My head is a nice place to live sometimes. I fall in love and get married over and over again, each time just as beautiful as the last. But there are also scary things in there, like basilisks that want to turn you to stone and scary shape-shifting half-humans that want to destroy the world. Balancing all of these disparate elements helps to inspire my work. It also keeps me motivated to continue world-building and writing because there are so many new stories that crop up.
I suppose this could be a humorous post, but I intend it more to be a post of advice to any other novice writers. I’m learning all the ins and outs of writing fantasy largely on my own. I do not belong to writers’ groups, mainly because I have no idea how to go about finding such anomalies. I used to be in a writers’ group, but that was years and years ago when I slaved* away as an intern for a manager at bookstore chain that shall remain nameless. It helped some, but I was even more naive then than I am now, if that were possible.
What I have learned as I’ve gone through these past few years world-building and writing, is that you really do need to have pages and pages of backstory for every location, every person, and every major event so that you know where the story you are telling right at this moment falls and how it is influenced by the past, how it will influence and change the future, and how it should be told.
You also need all this backstory so that when the time comes to write some sort of exposition passage or chapter, or a prologue should the need arise, you don’t have to make something up and hope to heck and gone that you can make it mesh with what you have already told your readers.
Okay, that’s enough of me rambling for today.
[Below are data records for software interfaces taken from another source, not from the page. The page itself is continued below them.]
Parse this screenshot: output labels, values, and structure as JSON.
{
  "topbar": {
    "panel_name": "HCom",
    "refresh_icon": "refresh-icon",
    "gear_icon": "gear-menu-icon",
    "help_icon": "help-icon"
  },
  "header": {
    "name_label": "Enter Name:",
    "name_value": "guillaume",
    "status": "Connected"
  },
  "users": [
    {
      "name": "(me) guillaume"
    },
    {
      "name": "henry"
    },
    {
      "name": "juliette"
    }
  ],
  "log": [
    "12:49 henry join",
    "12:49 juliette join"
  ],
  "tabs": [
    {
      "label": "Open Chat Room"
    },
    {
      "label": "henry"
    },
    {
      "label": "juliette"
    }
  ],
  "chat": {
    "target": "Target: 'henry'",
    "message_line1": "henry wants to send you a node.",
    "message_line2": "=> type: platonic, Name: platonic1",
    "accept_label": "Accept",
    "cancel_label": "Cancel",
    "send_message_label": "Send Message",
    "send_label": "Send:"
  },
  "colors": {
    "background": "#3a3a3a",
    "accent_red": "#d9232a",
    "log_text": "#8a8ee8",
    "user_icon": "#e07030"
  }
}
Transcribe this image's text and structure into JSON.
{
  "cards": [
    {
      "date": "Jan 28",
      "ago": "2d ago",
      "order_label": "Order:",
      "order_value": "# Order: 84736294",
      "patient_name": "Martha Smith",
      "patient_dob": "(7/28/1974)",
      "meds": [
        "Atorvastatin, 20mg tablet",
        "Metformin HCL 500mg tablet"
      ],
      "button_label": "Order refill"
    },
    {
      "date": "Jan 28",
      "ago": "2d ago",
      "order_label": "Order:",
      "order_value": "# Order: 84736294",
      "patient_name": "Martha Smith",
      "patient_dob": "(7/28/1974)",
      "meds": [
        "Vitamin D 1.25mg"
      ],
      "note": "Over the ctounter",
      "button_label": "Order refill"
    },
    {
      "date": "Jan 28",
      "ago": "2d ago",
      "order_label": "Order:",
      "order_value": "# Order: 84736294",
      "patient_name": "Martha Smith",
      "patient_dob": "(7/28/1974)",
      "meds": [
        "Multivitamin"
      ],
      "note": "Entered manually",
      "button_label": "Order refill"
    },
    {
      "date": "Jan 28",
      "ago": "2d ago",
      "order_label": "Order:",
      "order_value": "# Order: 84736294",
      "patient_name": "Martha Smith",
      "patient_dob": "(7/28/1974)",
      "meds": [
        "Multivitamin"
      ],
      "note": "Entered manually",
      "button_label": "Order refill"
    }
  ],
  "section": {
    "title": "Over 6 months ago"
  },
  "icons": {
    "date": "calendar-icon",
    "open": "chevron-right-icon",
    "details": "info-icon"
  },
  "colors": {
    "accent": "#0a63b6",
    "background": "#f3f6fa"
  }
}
I hope it helps someone out there. (And yes, I am vain enough to presume that someone has read my blog at some point. I do occasionally check the number of profile views on my profile. But only when I need to edit something in there and I happen to be on the page.)
*So I really didn’t slave away as an intern. In fact, I loved my internship. And it got me my first part-time job, enabling me to beat the system.